START Provided material
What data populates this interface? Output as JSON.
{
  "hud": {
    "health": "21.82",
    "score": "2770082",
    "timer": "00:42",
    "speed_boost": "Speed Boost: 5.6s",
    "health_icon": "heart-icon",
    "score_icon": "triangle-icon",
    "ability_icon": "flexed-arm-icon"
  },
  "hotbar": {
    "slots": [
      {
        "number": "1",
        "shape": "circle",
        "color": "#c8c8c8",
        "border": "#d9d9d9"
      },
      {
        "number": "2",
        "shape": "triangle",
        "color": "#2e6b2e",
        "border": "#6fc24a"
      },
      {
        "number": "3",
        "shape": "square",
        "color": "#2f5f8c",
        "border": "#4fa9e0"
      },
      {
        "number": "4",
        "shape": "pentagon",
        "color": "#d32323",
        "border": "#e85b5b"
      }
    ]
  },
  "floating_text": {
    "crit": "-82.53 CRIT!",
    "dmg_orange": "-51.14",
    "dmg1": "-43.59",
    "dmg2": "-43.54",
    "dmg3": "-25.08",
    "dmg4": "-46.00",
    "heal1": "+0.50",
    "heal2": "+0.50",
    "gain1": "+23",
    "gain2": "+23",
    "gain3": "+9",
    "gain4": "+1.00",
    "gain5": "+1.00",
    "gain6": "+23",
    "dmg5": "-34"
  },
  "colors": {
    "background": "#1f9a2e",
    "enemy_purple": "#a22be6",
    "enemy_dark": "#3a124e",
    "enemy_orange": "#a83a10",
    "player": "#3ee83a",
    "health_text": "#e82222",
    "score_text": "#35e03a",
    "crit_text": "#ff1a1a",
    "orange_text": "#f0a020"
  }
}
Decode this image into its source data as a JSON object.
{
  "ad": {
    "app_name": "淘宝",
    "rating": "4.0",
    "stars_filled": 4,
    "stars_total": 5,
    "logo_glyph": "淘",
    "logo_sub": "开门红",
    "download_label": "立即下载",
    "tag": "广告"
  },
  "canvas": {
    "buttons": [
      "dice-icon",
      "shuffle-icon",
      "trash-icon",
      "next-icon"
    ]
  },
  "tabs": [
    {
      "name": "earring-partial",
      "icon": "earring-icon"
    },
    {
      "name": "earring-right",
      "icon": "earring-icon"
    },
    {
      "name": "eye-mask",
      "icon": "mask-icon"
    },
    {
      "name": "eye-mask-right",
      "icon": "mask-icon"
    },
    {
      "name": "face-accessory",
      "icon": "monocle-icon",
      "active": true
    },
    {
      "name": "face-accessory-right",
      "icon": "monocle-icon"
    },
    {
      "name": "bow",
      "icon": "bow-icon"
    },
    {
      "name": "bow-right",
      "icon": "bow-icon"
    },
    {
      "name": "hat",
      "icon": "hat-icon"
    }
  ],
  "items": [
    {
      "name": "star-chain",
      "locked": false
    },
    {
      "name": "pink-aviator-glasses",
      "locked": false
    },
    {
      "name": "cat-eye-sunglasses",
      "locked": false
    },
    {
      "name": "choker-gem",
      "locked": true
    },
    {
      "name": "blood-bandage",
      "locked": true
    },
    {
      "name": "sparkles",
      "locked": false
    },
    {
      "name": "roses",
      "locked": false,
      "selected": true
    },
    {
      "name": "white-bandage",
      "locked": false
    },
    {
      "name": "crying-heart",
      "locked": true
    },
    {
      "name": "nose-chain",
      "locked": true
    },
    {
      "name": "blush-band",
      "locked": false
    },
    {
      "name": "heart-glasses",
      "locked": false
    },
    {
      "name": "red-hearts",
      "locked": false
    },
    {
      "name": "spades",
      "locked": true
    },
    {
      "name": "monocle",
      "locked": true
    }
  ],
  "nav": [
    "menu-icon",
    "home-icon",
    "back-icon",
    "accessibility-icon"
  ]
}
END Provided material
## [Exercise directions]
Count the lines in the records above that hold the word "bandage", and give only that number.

## [Response below]
2